> **Exercise instructions**
Each line of the records needs to come back exactly as written.

> **Provided information**
******
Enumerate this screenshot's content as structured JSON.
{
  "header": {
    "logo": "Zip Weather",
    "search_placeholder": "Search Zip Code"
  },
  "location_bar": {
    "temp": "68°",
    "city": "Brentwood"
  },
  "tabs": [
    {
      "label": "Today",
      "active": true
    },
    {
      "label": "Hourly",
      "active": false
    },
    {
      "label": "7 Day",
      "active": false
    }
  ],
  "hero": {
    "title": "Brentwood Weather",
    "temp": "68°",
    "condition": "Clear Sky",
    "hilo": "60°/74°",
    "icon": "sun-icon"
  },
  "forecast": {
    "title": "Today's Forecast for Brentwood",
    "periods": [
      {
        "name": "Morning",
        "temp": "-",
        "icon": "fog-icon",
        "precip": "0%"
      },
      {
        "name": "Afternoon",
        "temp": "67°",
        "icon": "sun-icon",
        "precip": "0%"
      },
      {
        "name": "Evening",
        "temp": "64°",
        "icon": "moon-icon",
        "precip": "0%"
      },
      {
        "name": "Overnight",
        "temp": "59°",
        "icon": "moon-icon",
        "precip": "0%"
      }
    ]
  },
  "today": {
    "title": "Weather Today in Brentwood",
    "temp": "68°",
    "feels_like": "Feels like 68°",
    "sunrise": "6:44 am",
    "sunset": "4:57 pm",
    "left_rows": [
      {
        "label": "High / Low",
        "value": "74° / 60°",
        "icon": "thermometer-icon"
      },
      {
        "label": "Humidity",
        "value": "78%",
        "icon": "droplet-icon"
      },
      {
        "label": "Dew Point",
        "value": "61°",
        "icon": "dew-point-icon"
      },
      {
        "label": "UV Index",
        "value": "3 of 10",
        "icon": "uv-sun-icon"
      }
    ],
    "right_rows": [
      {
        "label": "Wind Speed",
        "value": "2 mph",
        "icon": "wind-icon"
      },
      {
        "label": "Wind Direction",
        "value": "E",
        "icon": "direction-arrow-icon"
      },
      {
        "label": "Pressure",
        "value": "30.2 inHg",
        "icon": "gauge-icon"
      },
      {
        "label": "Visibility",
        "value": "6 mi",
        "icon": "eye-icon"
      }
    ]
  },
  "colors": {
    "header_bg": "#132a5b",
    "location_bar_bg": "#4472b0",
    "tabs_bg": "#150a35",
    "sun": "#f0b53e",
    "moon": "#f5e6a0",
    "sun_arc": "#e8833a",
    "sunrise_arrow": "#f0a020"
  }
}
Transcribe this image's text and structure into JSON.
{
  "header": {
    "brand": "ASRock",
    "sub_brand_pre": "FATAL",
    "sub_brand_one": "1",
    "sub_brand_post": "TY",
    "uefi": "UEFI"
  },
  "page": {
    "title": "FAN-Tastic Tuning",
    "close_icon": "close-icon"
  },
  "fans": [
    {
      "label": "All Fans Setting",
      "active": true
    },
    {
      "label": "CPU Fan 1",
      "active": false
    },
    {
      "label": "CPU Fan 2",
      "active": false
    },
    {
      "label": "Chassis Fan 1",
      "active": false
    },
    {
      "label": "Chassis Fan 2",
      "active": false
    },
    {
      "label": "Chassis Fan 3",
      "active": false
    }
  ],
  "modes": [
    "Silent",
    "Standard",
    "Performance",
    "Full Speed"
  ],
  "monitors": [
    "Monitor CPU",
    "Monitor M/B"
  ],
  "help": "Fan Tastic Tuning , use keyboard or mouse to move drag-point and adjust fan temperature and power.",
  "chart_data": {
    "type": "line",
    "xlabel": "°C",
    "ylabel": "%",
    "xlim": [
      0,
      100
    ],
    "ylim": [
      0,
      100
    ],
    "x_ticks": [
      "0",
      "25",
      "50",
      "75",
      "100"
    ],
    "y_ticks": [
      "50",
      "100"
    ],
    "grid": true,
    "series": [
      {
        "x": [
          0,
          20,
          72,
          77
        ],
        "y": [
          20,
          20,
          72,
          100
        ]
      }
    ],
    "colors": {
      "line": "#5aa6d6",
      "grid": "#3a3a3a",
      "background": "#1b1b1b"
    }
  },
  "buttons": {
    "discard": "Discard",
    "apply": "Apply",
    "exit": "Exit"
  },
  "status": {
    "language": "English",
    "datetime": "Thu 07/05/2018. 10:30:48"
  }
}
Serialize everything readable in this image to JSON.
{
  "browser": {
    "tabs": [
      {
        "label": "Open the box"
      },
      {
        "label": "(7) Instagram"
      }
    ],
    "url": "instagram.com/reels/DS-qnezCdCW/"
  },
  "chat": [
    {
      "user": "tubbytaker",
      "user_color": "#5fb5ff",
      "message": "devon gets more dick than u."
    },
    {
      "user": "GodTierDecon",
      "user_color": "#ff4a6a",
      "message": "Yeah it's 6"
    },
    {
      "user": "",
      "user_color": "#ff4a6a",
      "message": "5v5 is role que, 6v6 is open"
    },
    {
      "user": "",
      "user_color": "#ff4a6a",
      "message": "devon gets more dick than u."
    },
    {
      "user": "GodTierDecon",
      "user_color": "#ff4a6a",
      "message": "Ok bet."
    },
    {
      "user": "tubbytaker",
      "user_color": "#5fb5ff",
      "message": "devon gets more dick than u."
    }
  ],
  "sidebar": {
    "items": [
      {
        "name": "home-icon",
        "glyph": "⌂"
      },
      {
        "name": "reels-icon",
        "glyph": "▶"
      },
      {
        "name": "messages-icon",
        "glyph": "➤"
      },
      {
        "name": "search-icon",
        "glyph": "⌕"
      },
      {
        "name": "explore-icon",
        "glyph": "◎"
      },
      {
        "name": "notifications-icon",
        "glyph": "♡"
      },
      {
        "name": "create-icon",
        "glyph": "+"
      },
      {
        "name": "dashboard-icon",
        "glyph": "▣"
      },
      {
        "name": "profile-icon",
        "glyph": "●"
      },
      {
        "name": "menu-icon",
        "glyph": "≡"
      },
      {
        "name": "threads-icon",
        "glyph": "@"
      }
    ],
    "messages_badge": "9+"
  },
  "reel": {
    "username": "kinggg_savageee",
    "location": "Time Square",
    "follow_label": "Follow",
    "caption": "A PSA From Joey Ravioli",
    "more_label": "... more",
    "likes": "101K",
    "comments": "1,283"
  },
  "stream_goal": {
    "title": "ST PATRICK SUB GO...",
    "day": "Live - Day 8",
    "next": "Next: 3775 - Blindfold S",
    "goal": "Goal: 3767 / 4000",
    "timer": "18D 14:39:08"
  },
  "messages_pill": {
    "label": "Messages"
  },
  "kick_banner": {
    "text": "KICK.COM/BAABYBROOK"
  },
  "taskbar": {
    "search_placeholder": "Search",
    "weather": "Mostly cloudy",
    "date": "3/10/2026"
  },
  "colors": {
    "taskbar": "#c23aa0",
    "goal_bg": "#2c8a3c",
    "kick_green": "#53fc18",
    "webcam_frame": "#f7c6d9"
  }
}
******
> **Answer section**
Enumerate this screenshot's content as structured JSON.
{
  "header": {
    "logo": "Zip Weather",
    "search_placeholder": "Search Zip Code"
  },
  "location_bar": {
    "temp": "68°",
    "city": "Brentwood"
  },
  "tabs": [
    {
      "label": "Today",
      "active": true
    },
    {
      "label": "Hourly",
      "active": false
    },
    {
      "label": "7 Day",
      "active": false
    }
  ],
  "hero": {
    "title": "Brentwood Weather",
    "temp": "68°",
    "condition": "Clear Sky",
    "hilo": "60°/74°",
    "icon": "sun-icon"
  },
  "forecast": {
    "title": "Today's Forecast for Brentwood",
    "periods": [
      {
        "name": "Morning",
        "temp": "-",
        "icon": "fog-icon",
        "precip": "0%"
      },
      {
        "name": "Afternoon",
        "temp": "67°",
        "icon": "sun-icon",
        "precip": "0%"
      },
      {
        "name": "Evening",
        "temp": "64°",
        "icon": "moon-icon",
        "precip": "0%"
      },
      {
        "name": "Overnight",
        "temp": "59°",
        "icon": "moon-icon",
        "precip": "0%"
      }
    ]
  },
  "today": {
    "title": "Weather Today in Brentwood",
    "temp": "68°",
    "feels_like": "Feels like 68°",
    "sunrise": "6:44 am",
    "sunset": "4:57 pm",
    "left_rows": [
      {
        "label": "High / Low",
        "value": "74° / 60°",
        "icon": "thermometer-icon"
      },
      {
        "label": "Humidity",
        "value": "78%",
        "icon": "droplet-icon"
      },
      {
        "label": "Dew Point",
        "value": "61°",
        "icon": "dew-point-icon"
      },
      {
        "label": "UV Index",
        "value": "3 of 10",
        "icon": "uv-sun-icon"
      }
    ],
    "right_rows": [
      {
        "label": "Wind Speed",
        "value": "2 mph",
        "icon": "wind-icon"
      },
      {
        "label": "Wind Direction",
        "value": "E",
        "icon": "direction-arrow-icon"
      },
      {
        "label": "Pressure",
        "value": "30.2 inHg",
        "icon": "gauge-icon"
      },
      {
        "label": "Visibility",
        "value": "6 mi",
        "icon": "eye-icon"
      }
    ]
  },
  "colors": {
    "header_bg": "#132a5b",
    "location_bar_bg": "#4472b0",
    "tabs_bg": "#150a35",
    "sun": "#f0b53e",
    "moon": "#f5e6a0",
    "sun_arc": "#e8833a",
    "sunrise_arrow": "#f0a020"
  }
}
Transcribe this image's text and structure into JSON.
{
  "header": {
    "brand": "ASRock",
    "sub_brand_pre": "FATAL",
    "sub_brand_one": "1",
    "sub_brand_post": "TY",
    "uefi": "UEFI"
  },
  "page": {
    "title": "FAN-Tastic Tuning",
    "close_icon": "close-icon"
  },
  "fans": [
    {
      "label": "All Fans Setting",
      "active": true
    },
    {
      "label": "CPU Fan 1",
      "active": false
    },
    {
      "label": "CPU Fan 2",
      "active": false
    },
    {
      "label": "Chassis Fan 1",
      "active": false
    },
    {
      "label": "Chassis Fan 2",
      "active": false
    },
    {
      "label": "Chassis Fan 3",
      "active": false
    }
  ],
  "modes": [
    "Silent",
    "Standard",
    "Performance",
    "Full Speed"
  ],
  "monitors": [
    "Monitor CPU",
    "Monitor M/B"
  ],
  "help": "Fan Tastic Tuning , use keyboard or mouse to move drag-point and adjust fan temperature and power.",
  "chart_data": {
    "type": "line",
    "xlabel": "°C",
    "ylabel": "%",
    "xlim": [
      0,
      100
    ],
    "ylim": [
      0,
      100
    ],
    "x_ticks": [
      "0",
      "25",
      "50",
      "75",
      "100"
    ],
    "y_ticks": [
      "50",
      "100"
    ],
    "grid": true,
    "series": [
      {
        "x": [
          0,
          20,
          72,
          77
        ],
        "y": [
          20,
          20,
          72,
          100
        ]
      }
    ],
    "colors": {
      "line": "#5aa6d6",
      "grid": "#3a3a3a",
      "background": "#1b1b1b"
    }
  },
  "buttons": {
    "discard": "Discard",
    "apply": "Apply",
    "exit": "Exit"
  },
  "status": {
    "language": "English",
    "datetime": "Thu 07/05/2018. 10:30:48"
  }
}
Serialize everything readable in this image to JSON.
{
  "browser": {
    "tabs": [
      {
        "label": "Open the box"
      },
      {
        "label": "(7) Instagram"
      }
    ],
    "url": "instagram.com/reels/DS-qnezCdCW/"
  },
  "chat": [
    {
      "user": "tubbytaker",
      "user_color": "#5fb5ff",
      "message": "devon gets more dick than u."
    },
    {
      "user": "GodTierDecon",
      "user_color": "#ff4a6a",
      "message": "Yeah it's 6"
    },
    {
      "user": "",
      "user_color": "#ff4a6a",
      "message": "5v5 is role que, 6v6 is open"
    },
    {
      "user": "",
      "user_color": "#ff4a6a",
      "message": "devon gets more dick than u."
    },
    {
      "user": "GodTierDecon",
      "user_color": "#ff4a6a",
      "message": "Ok bet."
    },
    {
      "user": "tubbytaker",
      "user_color": "#5fb5ff",
      "message": "devon gets more dick than u."
    }
  ],
  "sidebar": {
    "items": [
      {
        "name": "home-icon",
        "glyph": "⌂"
      },
      {
        "name": "reels-icon",
        "glyph": "▶"
      },
      {
        "name": "messages-icon",
        "glyph": "➤"
      },
      {
        "name": "search-icon",
        "glyph": "⌕"
      },
      {
        "name": "explore-icon",
        "glyph": "◎"
      },
      {
        "name": "notifications-icon",
        "glyph": "♡"
      },
      {
        "name": "create-icon",
        "glyph": "+"
      },
      {
        "name": "dashboard-icon",
        "glyph": "▣"
      },
      {
        "name": "profile-icon",
        "glyph": "●"
      },
      {
        "name": "menu-icon",
        "glyph": "≡"
      },
      {
        "name": "threads-icon",
        "glyph": "@"
      }
    ],
    "messages_badge": "9+"
  },
  "reel": {
    "username": "kinggg_savageee",
    "location": "Time Square",
    "follow_label": "Follow",
    "caption": "A PSA From Joey Ravioli",
    "more_label": "... more",
    "likes": "101K",
    "comments": "1,283"
  },
  "stream_goal": {
    "title": "ST PATRICK SUB GO...",
    "day": "Live - Day 8",
    "next": "Next: 3775 - Blindfold S",
    "goal": "Goal: 3767 / 4000",
    "timer": "18D 14:39:08"
  },
  "messages_pill": {
    "label": "Messages"
  },
  "kick_banner": {
    "text": "KICK.COM/BAABYBROOK"
  },
  "taskbar": {
    "search_placeholder": "Search",
    "weather": "Mostly cloudy",
    "date": "3/10/2026"
  },
  "colors": {
    "taskbar": "#c23aa0",
    "goal_bg": "#2c8a3c",
    "kick_green": "#53fc18",
    "webcam_frame": "#f7c6d9"
  }
}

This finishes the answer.